What to produce
Please look for the string "header" below and report every line in which it occurs.

Collected data entries

# # # # #

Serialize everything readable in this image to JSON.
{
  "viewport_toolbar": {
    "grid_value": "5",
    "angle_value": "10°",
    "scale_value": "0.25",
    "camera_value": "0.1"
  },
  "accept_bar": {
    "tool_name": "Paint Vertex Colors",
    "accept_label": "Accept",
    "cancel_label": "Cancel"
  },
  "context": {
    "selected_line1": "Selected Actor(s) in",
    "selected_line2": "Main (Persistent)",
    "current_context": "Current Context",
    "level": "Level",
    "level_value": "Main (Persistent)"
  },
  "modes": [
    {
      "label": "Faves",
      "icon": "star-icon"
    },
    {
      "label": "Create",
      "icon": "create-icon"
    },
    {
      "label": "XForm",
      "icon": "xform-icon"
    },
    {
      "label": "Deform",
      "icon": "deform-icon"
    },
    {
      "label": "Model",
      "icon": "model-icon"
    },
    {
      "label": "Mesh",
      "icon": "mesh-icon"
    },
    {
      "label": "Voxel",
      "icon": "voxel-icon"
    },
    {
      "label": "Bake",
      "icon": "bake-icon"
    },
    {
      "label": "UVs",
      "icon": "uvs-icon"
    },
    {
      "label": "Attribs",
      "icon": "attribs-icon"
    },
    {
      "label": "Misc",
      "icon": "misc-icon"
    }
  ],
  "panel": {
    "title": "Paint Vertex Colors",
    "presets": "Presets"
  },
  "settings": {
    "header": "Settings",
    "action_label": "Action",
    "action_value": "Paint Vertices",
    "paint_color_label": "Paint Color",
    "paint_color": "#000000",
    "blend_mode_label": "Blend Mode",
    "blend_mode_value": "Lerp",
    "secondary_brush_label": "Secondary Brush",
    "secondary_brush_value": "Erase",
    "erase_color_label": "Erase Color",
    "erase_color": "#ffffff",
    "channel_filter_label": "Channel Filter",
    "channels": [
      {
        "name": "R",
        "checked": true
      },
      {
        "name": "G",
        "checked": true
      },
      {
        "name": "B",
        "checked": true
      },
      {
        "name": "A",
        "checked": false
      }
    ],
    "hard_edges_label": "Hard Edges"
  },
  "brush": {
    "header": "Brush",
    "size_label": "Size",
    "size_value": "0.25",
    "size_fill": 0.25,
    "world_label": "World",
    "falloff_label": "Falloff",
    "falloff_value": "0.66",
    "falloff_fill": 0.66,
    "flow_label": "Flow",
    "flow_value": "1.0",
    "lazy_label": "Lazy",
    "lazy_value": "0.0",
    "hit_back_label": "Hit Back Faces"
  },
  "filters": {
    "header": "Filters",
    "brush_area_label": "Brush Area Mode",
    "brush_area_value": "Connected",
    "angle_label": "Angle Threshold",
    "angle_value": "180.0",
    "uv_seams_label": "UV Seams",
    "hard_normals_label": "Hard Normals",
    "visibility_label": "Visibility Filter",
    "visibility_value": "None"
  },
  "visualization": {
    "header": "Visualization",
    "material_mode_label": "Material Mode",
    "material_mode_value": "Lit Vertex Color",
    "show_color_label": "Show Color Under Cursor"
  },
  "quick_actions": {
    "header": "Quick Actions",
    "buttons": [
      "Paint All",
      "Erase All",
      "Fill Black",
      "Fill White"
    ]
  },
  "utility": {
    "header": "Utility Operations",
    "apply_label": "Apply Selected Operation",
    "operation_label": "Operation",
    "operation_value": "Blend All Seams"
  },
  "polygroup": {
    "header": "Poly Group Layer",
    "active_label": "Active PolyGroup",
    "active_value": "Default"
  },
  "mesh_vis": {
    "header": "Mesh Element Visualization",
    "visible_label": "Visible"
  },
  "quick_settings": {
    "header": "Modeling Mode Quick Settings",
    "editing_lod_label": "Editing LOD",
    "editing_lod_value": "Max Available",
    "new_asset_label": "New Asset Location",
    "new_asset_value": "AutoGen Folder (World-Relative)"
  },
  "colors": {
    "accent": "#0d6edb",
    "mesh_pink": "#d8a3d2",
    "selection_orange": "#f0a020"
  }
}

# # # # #

Result of this task
    "header": "Settings",
    "header": "Brush",
    "header": "Filters",
    "header": "Visualization",
    "header": "Quick Actions",
    "header": "Utility Operations",
    "header": "Poly Group Layer",
    "header": "Mesh Element Visualization",
    "header": "Modeling Mode Quick Settings",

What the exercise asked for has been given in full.